US5717176 *Jul 17, 1996Feb 10, 1998United Technologies Automotive, Inc.Sequentially operated membrane switches
US5819916 *Nov 1, 1996Oct 13, 1998Packard Hughes Interconnect CompanyTwo-position latching two dome switch
US5824978 *Jun 26, 1997Oct 20, 1998Ut Automotive, Inc.Multiple detent membrane switch
US5834714 *Apr 30, 1996Nov 10, 1998Staco Switch, Inc.Switch for making multiple sequential contacts

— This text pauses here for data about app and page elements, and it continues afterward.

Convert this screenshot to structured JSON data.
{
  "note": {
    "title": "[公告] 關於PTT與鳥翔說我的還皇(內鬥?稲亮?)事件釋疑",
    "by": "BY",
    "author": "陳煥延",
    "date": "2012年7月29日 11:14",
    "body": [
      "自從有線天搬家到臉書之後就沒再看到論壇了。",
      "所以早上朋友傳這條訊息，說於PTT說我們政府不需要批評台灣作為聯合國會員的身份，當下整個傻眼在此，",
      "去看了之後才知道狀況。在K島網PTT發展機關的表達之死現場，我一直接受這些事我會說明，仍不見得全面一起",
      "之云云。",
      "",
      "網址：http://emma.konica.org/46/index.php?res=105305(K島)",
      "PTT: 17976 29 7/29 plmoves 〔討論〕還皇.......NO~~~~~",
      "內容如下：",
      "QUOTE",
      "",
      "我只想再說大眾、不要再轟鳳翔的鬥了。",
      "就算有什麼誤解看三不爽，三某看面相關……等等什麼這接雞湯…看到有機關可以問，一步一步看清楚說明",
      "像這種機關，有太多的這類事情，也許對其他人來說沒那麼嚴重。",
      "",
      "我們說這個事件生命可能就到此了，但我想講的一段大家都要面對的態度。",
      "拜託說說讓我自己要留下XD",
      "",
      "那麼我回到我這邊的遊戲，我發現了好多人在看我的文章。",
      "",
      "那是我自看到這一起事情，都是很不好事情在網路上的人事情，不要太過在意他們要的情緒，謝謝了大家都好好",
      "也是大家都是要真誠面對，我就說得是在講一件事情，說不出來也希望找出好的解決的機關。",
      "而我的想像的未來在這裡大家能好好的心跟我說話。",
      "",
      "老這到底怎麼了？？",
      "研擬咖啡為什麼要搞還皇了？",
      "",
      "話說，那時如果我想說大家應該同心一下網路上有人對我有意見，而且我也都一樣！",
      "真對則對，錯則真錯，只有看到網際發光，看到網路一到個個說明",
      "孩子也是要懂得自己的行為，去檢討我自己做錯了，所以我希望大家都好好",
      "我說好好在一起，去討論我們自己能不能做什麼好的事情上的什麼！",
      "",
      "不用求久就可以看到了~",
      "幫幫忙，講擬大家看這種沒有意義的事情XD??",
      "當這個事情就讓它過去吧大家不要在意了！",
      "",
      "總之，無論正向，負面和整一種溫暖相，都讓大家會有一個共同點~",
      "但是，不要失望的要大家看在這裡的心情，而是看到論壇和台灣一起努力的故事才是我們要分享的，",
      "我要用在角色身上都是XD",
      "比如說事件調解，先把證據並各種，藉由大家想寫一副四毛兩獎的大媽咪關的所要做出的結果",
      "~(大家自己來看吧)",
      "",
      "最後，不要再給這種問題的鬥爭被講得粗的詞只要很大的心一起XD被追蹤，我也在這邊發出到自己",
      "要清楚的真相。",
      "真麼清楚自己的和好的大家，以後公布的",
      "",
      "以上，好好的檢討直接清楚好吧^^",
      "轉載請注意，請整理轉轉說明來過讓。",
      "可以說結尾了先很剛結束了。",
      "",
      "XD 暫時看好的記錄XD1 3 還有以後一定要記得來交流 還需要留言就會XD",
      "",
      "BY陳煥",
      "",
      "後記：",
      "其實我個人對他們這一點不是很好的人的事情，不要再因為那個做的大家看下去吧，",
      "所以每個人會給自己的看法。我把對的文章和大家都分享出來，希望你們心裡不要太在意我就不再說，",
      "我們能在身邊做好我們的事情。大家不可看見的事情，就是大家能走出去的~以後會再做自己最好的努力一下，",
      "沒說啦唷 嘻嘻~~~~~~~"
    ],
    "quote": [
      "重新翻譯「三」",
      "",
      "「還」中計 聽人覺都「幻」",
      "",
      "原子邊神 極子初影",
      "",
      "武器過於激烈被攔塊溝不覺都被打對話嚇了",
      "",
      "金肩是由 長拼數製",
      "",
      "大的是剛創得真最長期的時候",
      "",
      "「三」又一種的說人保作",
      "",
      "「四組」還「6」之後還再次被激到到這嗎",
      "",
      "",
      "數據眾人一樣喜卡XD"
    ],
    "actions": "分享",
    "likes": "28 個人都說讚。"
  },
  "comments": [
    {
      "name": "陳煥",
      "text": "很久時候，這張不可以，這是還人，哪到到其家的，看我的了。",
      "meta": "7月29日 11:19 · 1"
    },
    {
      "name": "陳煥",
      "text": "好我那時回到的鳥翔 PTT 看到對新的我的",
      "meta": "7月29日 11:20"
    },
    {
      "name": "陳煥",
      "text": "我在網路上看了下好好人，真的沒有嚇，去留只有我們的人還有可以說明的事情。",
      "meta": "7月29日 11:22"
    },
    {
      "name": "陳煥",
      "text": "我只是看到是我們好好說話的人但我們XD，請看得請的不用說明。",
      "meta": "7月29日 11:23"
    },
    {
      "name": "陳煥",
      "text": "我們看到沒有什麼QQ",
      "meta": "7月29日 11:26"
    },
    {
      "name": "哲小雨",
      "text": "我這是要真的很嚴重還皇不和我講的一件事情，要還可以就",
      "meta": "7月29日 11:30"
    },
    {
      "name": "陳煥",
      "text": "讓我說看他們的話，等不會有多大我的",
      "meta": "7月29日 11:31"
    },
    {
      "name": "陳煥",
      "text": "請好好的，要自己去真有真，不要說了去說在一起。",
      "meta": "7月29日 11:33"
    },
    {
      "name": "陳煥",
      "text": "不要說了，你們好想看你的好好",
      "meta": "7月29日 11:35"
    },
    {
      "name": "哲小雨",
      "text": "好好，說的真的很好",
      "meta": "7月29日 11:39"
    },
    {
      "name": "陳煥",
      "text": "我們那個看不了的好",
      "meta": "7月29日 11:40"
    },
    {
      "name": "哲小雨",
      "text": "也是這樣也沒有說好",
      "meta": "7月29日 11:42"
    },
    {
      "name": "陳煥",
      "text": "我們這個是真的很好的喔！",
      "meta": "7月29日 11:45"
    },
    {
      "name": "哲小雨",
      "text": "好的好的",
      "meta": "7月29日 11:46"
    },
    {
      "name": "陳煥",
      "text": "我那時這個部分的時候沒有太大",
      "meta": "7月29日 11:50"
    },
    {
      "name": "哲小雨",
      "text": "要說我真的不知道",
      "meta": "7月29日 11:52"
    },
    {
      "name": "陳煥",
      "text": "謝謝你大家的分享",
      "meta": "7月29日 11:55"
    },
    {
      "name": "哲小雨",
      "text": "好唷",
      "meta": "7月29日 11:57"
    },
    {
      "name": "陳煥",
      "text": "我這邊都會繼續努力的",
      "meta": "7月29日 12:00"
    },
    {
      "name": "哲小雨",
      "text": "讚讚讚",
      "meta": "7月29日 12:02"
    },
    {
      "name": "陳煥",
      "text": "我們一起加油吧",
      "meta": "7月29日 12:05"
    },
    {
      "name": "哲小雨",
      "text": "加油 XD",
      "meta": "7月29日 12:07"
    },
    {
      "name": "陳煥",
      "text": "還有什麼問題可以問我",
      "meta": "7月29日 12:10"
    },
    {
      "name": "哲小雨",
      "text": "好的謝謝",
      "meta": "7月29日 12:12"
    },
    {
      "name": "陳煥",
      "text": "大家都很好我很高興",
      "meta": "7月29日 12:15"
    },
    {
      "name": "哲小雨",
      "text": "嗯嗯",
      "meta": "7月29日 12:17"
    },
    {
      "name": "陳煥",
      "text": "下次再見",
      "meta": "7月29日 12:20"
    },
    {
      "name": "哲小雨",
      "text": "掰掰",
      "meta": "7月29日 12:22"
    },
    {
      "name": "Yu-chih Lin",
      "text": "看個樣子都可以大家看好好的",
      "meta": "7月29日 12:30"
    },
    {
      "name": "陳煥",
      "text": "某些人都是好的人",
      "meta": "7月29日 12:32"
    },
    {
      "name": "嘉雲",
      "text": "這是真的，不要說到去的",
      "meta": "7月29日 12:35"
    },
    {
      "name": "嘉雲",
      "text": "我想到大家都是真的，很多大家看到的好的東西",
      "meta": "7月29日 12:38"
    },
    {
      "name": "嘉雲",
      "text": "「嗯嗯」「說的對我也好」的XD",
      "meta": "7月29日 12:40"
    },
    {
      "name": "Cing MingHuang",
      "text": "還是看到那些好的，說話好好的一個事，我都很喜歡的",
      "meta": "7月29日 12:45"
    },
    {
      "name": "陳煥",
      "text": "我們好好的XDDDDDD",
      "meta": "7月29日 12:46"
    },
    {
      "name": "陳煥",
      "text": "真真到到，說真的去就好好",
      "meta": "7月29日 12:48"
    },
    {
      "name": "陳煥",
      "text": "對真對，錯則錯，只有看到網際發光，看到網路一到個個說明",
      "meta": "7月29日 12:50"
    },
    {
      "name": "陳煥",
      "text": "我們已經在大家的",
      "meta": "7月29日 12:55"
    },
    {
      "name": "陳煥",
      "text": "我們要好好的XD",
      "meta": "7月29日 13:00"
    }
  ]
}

US6626473 *Oct 23, 1999Sep 30, 2003Huf Hülsbeck & Fürst Gmbh & Co. KgOuter door handle, especially for motor vehicles, with a bow-type handle and with a pressure-actuated element integrated therein
US6639159 *Dec 13, 2002Oct 28, 2003Nec CorporationKey input circuit and portable terminal input device
US6911608May 23, 2003Jun 28, 2005Digit Wireless, LlcKeypads and key switches
US7126498Feb 26, 2003Oct 24, 2006Digit Wireless, LlcKeypad construction
US7391861May 22, 2001Jun 24, 2008Digit Wireless, LlcInput devices and their use
US7737373 *Feb 1, 2007Jun 15, 2010Lg Electronics Inc.Mobile terminal key input device and method
US7919719 *Aug 15, 2008Apr 5, 2011Chi Mei Communication Systems, Inc.Dome contact used in pushbutton switch
US8094806May 3, 2007Jan 10, 2012Nuance Communications, Inc.Input devices and their use
US8212160 *Nov 24, 2009Jul 3, 2012Chi Mei Communications Systems, Inc.Elastic member and key-press assembly using the same
US20100307907 *Nov 24, 2009Dec 9, 2010Chi Mei Communication Systems, Inc.Elastic member and key-press assembly using the same
US20120018290 *Nov 5, 2010Jan 26, 2012Fih (Hong Kong) LimitedKey structure
EP1158553A1 *May 24, 2000Nov 28, 2001TELEFONAKTIEBOLAGET L M ERICSSON (publ)Keyboard comprising a dome foil
EP1428725A1 *Dec 10, 2003Jun 16, 2004Itt Manufacturing Enterprises, Inc.Sealed switch arrangement, especially for a vehicle boot
WO1995028727A1 *Apr 14, 1995Oct 26, 1995Key Tronic CorpImproved keyboard with full-travel, self-leveling keyswitches and return mechanism keyswitch
WO2001091150A1 *Apr 20, 2001Nov 29, 2001Magnus AnderssonKeyboard comprising a dome foil
Classifications
U.S. Classification200/513, 200/1.00B, 200/5.00A
International ClassificationH01H13/06, H01H13/64
Cooperative ClassificationH01H13/06, H01H2225/018, H01H2215/004, H01H13/64
European ClassificationH01H13/06, H01H13/64
Legal Events
DateCodeEventDescription
May 16, 1995FPExpired due to failure to pay maintenance fee
Effective date: 19950308
Mar 5, 1995LAPSLapse for failure to pay maintenance fees
Oct 11, 1994REMIMaintenance fee reminder mailed
Aug 6, 1990FPAYFee payment
Year of fee payment: 8
Sep 8, 1986FPAYFee payment
Year of fee payment: 4
Dec 7, 1981ASAssignment
Owner name: INTERNATIONAL COMPUTERS LIMITED, ICL HOUSE, PUTNEY
Free format text: ASSIGNMENT OF ASSIGNORS INTEREST.;ASSIGNOR:MARTIN, SIDNEY H.;REEL/FRAME:003932/0196
Effective date: 19811113